WHAT YOU WILL DO → Among the entries, find the lines with the string "JSON" and copy them.

(App and web page records)
━━━━━━━━━━━━━━━━

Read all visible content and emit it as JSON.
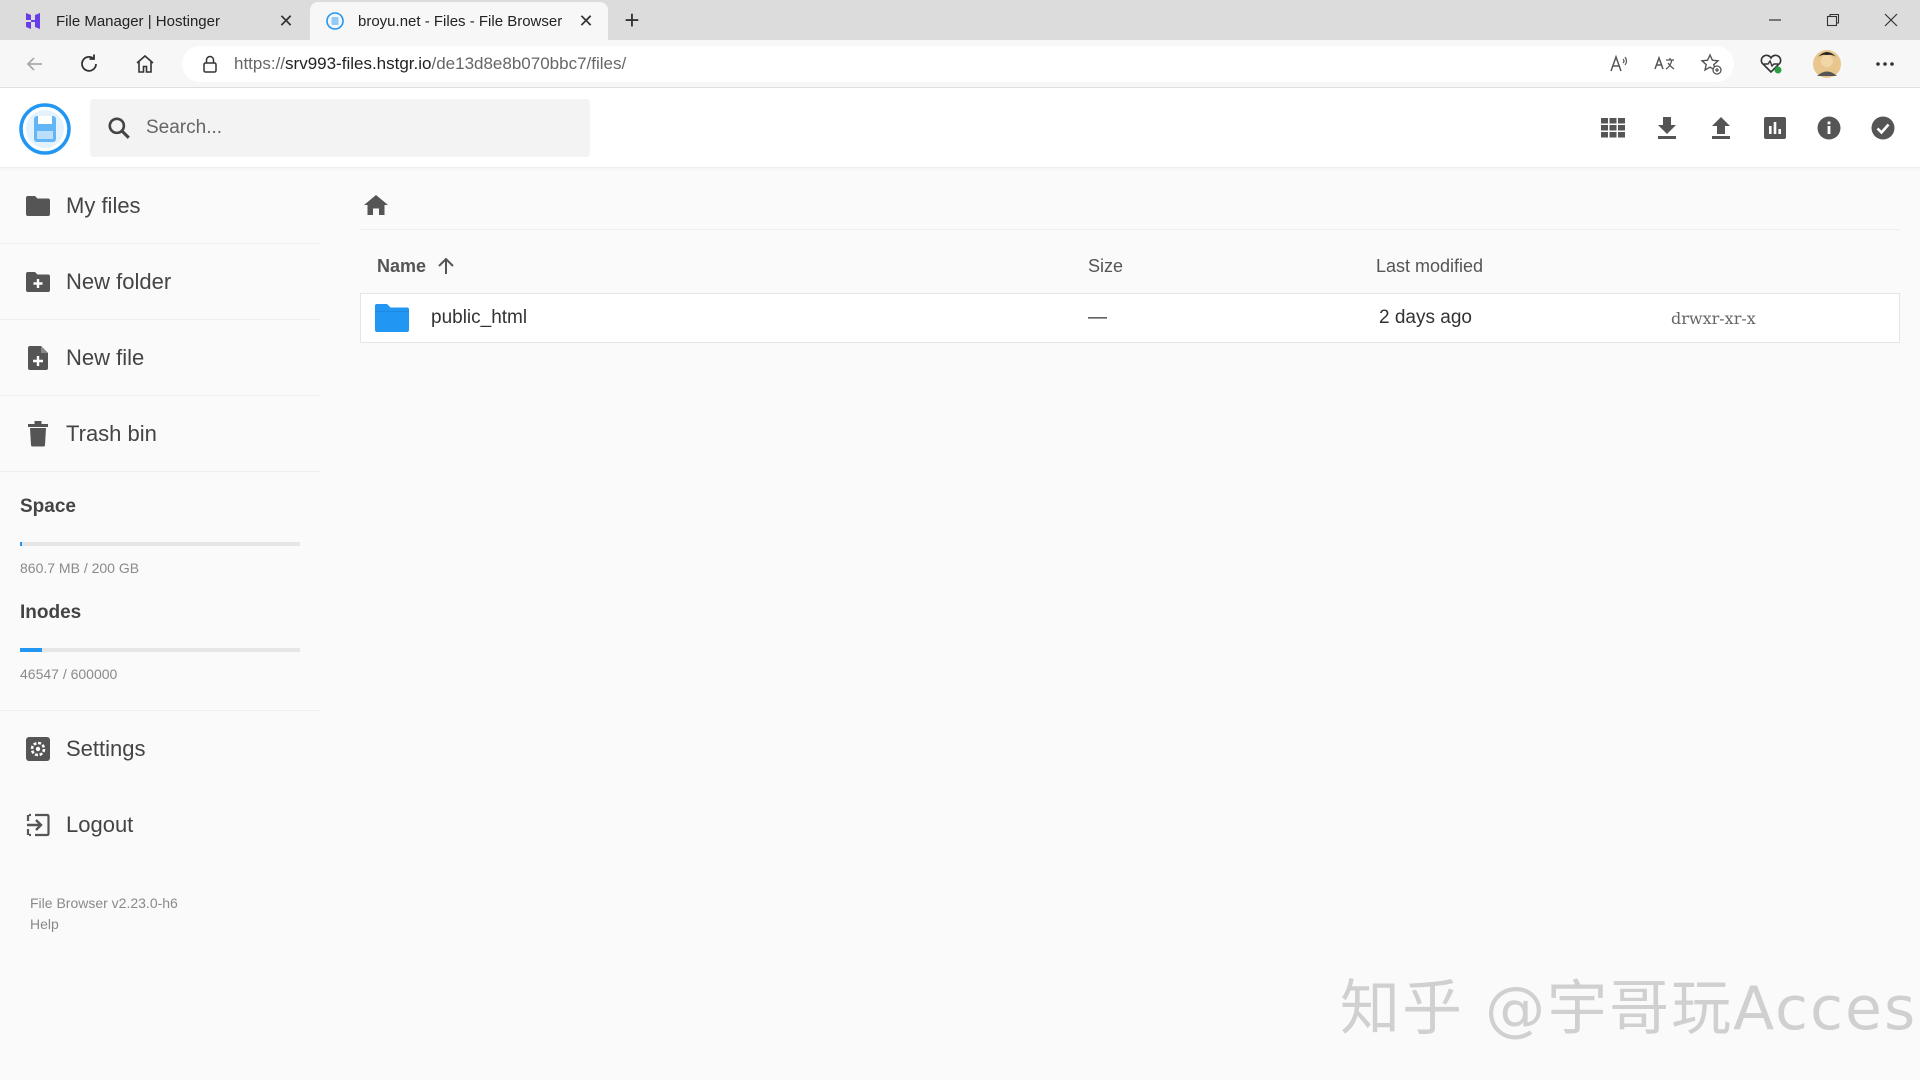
{
  "browser": {
    "tabs": [
      {
        "title": "File Manager | Hostinger",
        "active": false
      },
      {
        "title": "broyu.net - Files - File Browser",
        "active": true
      }
    ],
    "url_prefix": "https://",
    "url_host": "srv993-files.hstgr.io",
    "url_path": "/de13d8e8b070bbc7/files/"
  },
  "header": {
    "search_placeholder": "Search...",
    "icons": [
      "grid-view-icon",
      "download-icon",
      "upload-icon",
      "chart-icon",
      "info-icon",
      "check-circle-icon"
    ]
  },
  "sidebar": {
    "items": [
      {
        "label": "My files",
        "icon": "folder-icon"
      },
      {
        "label": "New folder",
        "icon": "folder-plus-icon"
      },
      {
        "label": "New file",
        "icon": "file-plus-icon"
      },
      {
        "label": "Trash bin",
        "icon": "trash-icon"
      }
    ],
    "space": {
      "label": "Space",
      "value": "860.7 MB / 200 GB",
      "fraction": 0.004
    },
    "inodes": {
      "label": "Inodes",
      "value": "46547 / 600000",
      "fraction": 0.078
    },
    "settings_label": "Settings",
    "logout_label": "Logout",
    "version": "File Browser v2.23.0-h6",
    "help": "Help"
  },
  "listing": {
    "columns": {
      "name": "Name",
      "size": "Size",
      "modified": "Last modified"
    },
    "rows": [
      {
        "name": "public_html",
        "size": "—",
        "modified": "2 days ago",
        "permissions": "drwxr-xr-x"
      }
    ]
  },
  "colors": {
    "accent": "#2196f3",
    "folder": "#2196f3"
  },
  "watermark": "知乎 @宇哥玩Access"
}
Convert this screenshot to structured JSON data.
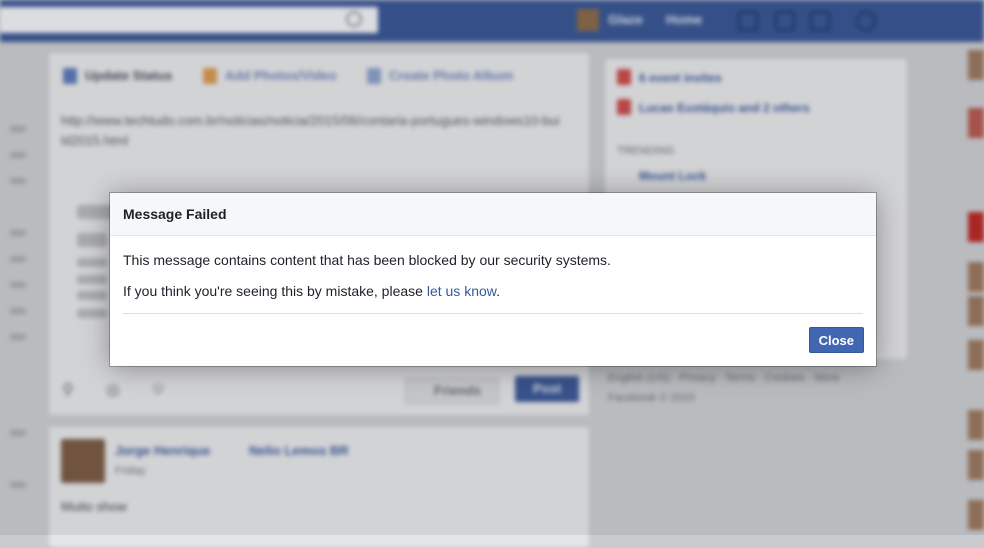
{
  "topbar": {
    "nav_name": "Glaze",
    "nav_home": "Home"
  },
  "composer": {
    "tabs": [
      {
        "label": "Update Status",
        "icon": "status-icon"
      },
      {
        "label": "Add Photos/Video",
        "icon": "photo-icon"
      },
      {
        "label": "Create Photo Album",
        "icon": "album-icon"
      }
    ],
    "text": "http://www.techtudo.com.br/noticias/noticia/2015/06/contaria-portugues-windows10-build2015.html",
    "audience": "Friends",
    "post_label": "Post"
  },
  "feed_post": {
    "author": "Jorge Henrique",
    "target": "Nelio Lemos BR",
    "time": "Friday",
    "text": "Muito show"
  },
  "right_column": {
    "events": "6 event invites",
    "friends": "Lucas Eustáquio and 2 others",
    "trending_label": "TRENDING",
    "trending_item": "Mount Lock",
    "footer_links": "English (US) · Privacy · Terms · Cookies · More",
    "copyright": "Facebook © 2015"
  },
  "dialog": {
    "title": "Message Failed",
    "message_1": "This message contains content that has been blocked by our security systems.",
    "message_2_prefix": "If you think you're seeing this by mistake, please ",
    "message_2_link": "let us know",
    "message_2_suffix": ".",
    "close_label": "Close"
  },
  "colors": {
    "topbar": "#3a5795",
    "primary_button": "#4267b2",
    "link": "#385898"
  }
}
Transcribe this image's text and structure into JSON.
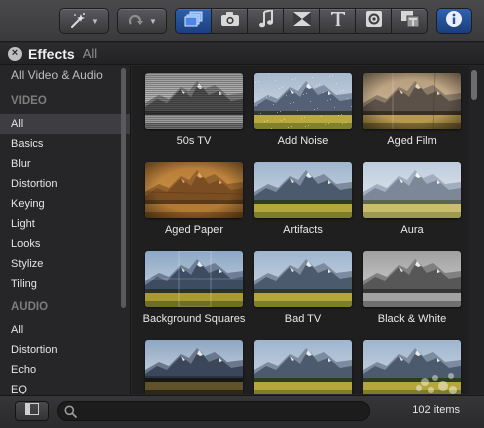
{
  "toolbar": {
    "buttons": [
      {
        "name": "magic-wand-icon"
      },
      {
        "name": "redo-icon"
      }
    ],
    "browser_tabs": [
      {
        "name": "clips-icon",
        "active": true
      },
      {
        "name": "camera-icon",
        "active": false
      },
      {
        "name": "music-note-icon",
        "active": false
      },
      {
        "name": "transitions-icon",
        "active": false
      },
      {
        "name": "title-text-icon",
        "active": false
      },
      {
        "name": "map-globe-icon",
        "active": false
      },
      {
        "name": "generators-icon",
        "active": false
      }
    ],
    "info_icon": "info-icon"
  },
  "header": {
    "title": "Effects",
    "breadcrumb": "All"
  },
  "sidebar": {
    "top": "All Video & Audio",
    "video_heading": "VIDEO",
    "video_items": [
      "All",
      "Basics",
      "Blur",
      "Distortion",
      "Keying",
      "Light",
      "Looks",
      "Stylize",
      "Tiling"
    ],
    "selected": "All",
    "audio_heading": "AUDIO",
    "audio_items": [
      "All",
      "Distortion",
      "Echo",
      "EQ"
    ]
  },
  "effects": [
    {
      "label": "50s TV",
      "style": "bw"
    },
    {
      "label": "Add Noise",
      "style": "noise"
    },
    {
      "label": "Aged Film",
      "style": "agedfilm"
    },
    {
      "label": "Aged Paper",
      "style": "sepia"
    },
    {
      "label": "Artifacts",
      "style": "normal"
    },
    {
      "label": "Aura",
      "style": "aura"
    },
    {
      "label": "Background Squares",
      "style": "squares"
    },
    {
      "label": "Bad TV",
      "style": "normal"
    },
    {
      "label": "Black & White",
      "style": "gray"
    },
    {
      "label": "",
      "style": "dark"
    },
    {
      "label": "",
      "style": "normal"
    },
    {
      "label": "",
      "style": "bokeh"
    }
  ],
  "bottom": {
    "search_placeholder": "",
    "count": "102 items"
  },
  "colors": {
    "accent_blue": "#2a5aa8",
    "sidebar_bg": "#262628",
    "grid_bg": "#1f1f20"
  }
}
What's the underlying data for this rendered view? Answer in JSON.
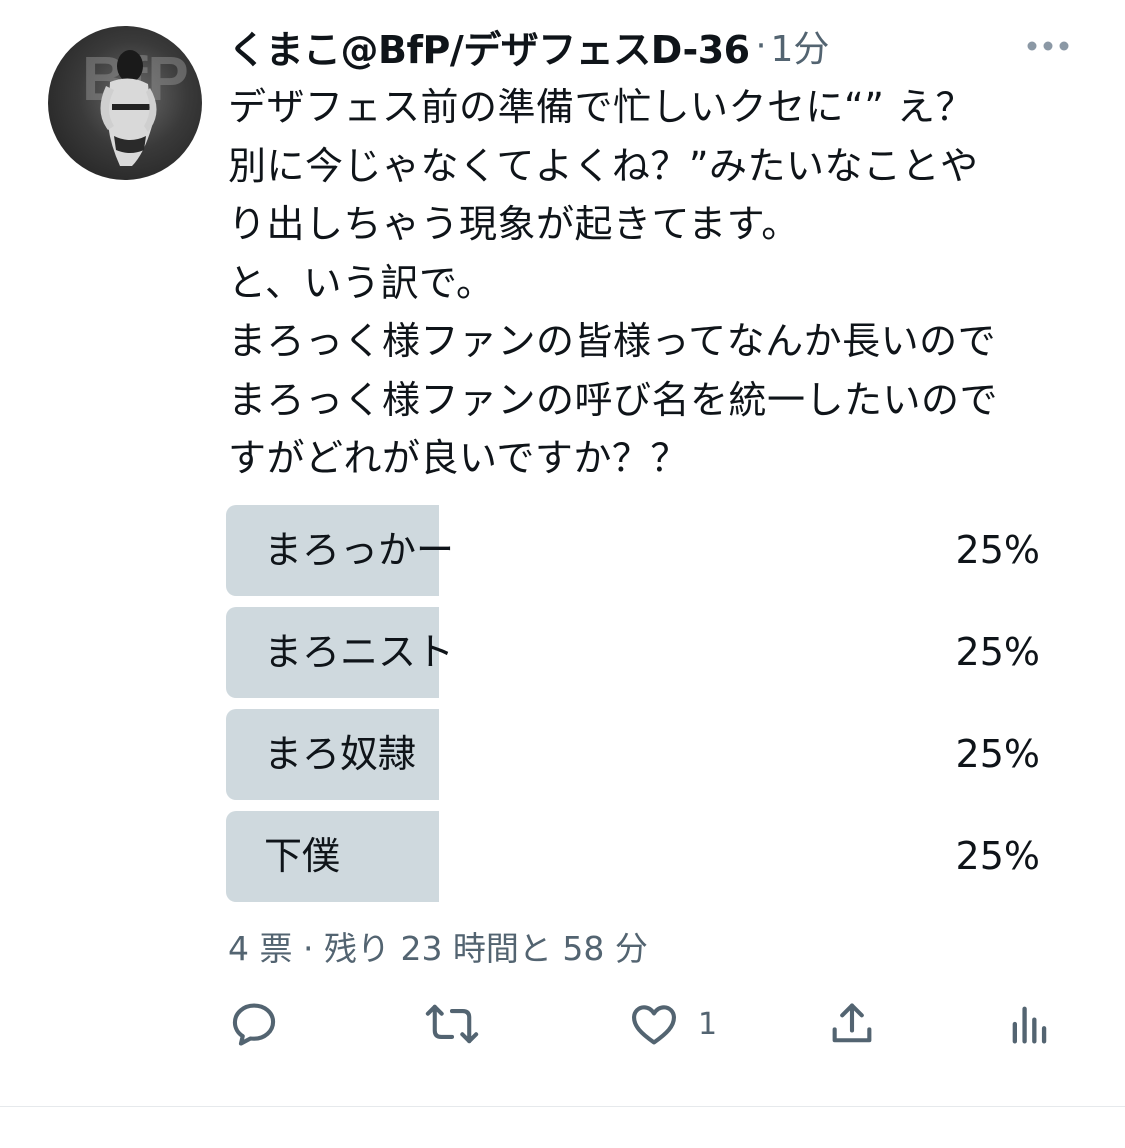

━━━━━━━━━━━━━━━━

YOUR RESPONSE →
Read all visible content and emit it as JSON.
Convert this screenshot to structured JSON data.
Transcribe this image's text and structure into JSON.
What's the underlying data for this rendered view? Answer in JSON.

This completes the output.